IN THE NEWS
Powers Roofing, which has been serving Northern Maine for nearly 70 years, has pledged $25,000 towards the enrichment of the proposed state-funded elementary school to be built in Caribou.
The company was founded in 1949 in Caribou by Justin and Jennette Powers, and the Caribou School System has served the children, grandchildren, and great-grandchildren of the family. “As a company in its third generation of owners, we are encouraged to see a project of this scale in our hometown and the excitement that comes with it,” stated Powers Roofing President Paul Powers. “The consolidation of four dated buildings into one newly constructed, stimulating space for learning could be the spark that inspires our next generation of Architects, Engineers, Teachers, Bus Drivers or maybe even Roofers.”
The $25,000 pledge is earmarked to support the addition of a second gymnasium and expanded music space that is not part of the state-funded portion of the project. “These additions will provide the community, and most importantly our youth, with a space to grow, learn and engage with each other in a positive way,” added Powers.
IN THE NEWS
A giant snowman at the entrance of AR Gould Hospital in Presque Isle has been the topic of much attention over the past several days. The approximately 28-foot-tall snowman has shown up online in many photographs and has been fun for hospital staff and community members alike.
The idea of creating a giant snowman this year was the brainchild of staff in joint discussions between the hospital’s People Pillar Team and Employee Engagement Focus Group as a way to brighten spirits during this particularly snowy and cold winter season. An oversized Frosty had been made in past years but not recently. They wanted to bring back the tradition and looked to the hospital’s maintenance team to make it happen.
“My guys may have been a little reluctant at first due to the cold weather, but they really got excited as we were working on it. We had a fun time and have a lot of pride in the finished project,” said Woody Shaw, manager of the maintenance department.
“It was very rewarding to see a pile of snow turn into a 28 foot snowman. It was also a great team-building experience for us. We worked together to figure out how we were going to make the snowman and then of course actually building it.
Shaw says his team had some great support from two local businesses, Caron’s Lawn & Property Maintenance, Inc. and Powers Roofing & Sheet Metal.
Scott Caron used his equipment to make the piles of snow to start things off, and he also cleared out the area where the snowman was being built so builders did not need to wade through deep snow. He lent the team a payloader and snowblower for a couple of days. They used the snowblower to continually clean up the area during construction, and used the payloader to move the middle snowball on top of the base.
They had planned to use the payloader to move the head into position as well, but ran into a snag with that plan.
“We built the snowman too tall,” said Shaw. “When we tried to move the head into place, the pay loader couldn’t lift it high enough.

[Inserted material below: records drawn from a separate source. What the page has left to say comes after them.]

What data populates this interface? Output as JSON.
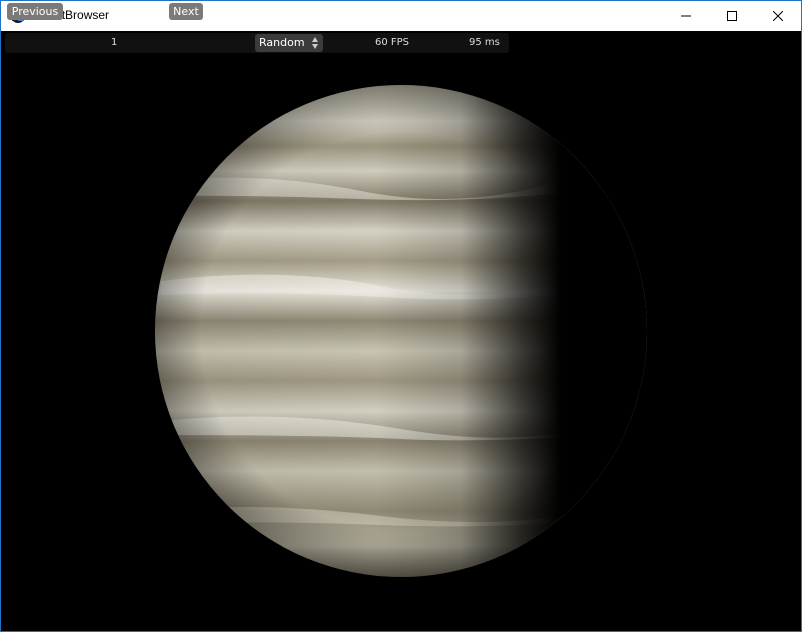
{
  "window": {
    "title": "PlanetBrowser"
  },
  "toolbar": {
    "previous_label": "Previous",
    "counter": "1",
    "next_label": "Next",
    "mode_select": "Random",
    "fps": "60 FPS",
    "frame_time": "95 ms"
  },
  "colors": {
    "accent_border": "#1e73c9",
    "button_bg": "#7a7a7a",
    "select_bg": "#3b3b3b",
    "planet_light": "#e8e6dc",
    "planet_band": "#8a8470"
  },
  "icons": {
    "app": "planet-app-icon",
    "minimize": "minimize-icon",
    "maximize": "maximize-icon",
    "close": "close-icon"
  }
}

We tried to make it work and ended up breaking the first snowball and had to start again.
“We needed a plan B, so we reached out to John Powers to see if he could help us. He and a worker brought over their telescopic lift to help us get the head on,” Shaw said.
Powers estimated that the head weighed about 2,000 pounds, which means the overall snowman could weigh around 15 tons, according to Shaw.
To complete the snowman, the crew used a traffic cone for the nose; lids to five gallon buckets for the eyes, mouth and buttons; and a 35-gallon garbage can for the hat.
With the fun, however, needs to come a bit of caution, said Kevin Reed, safety and security manager at the hospital.
“While we are thrilled by how much interest the snowman has garnered and are glad it is being enjoyed by so many, we do want to caution folks when they stop to take photos. There have been a lot of vehicles stopping on Academy Street and in the emergency entrance to the hospital. Both of these areas see a lot of traffic, including ambulances leaving and entering the hospital campus for emergency patient care,” Reed said.
“We urge people to be careful. Watch where you are parking to make sure you are out of the flow of traffic, and be sure to pay attention to traffic around you as you leave your vehicle and take photos,” he said.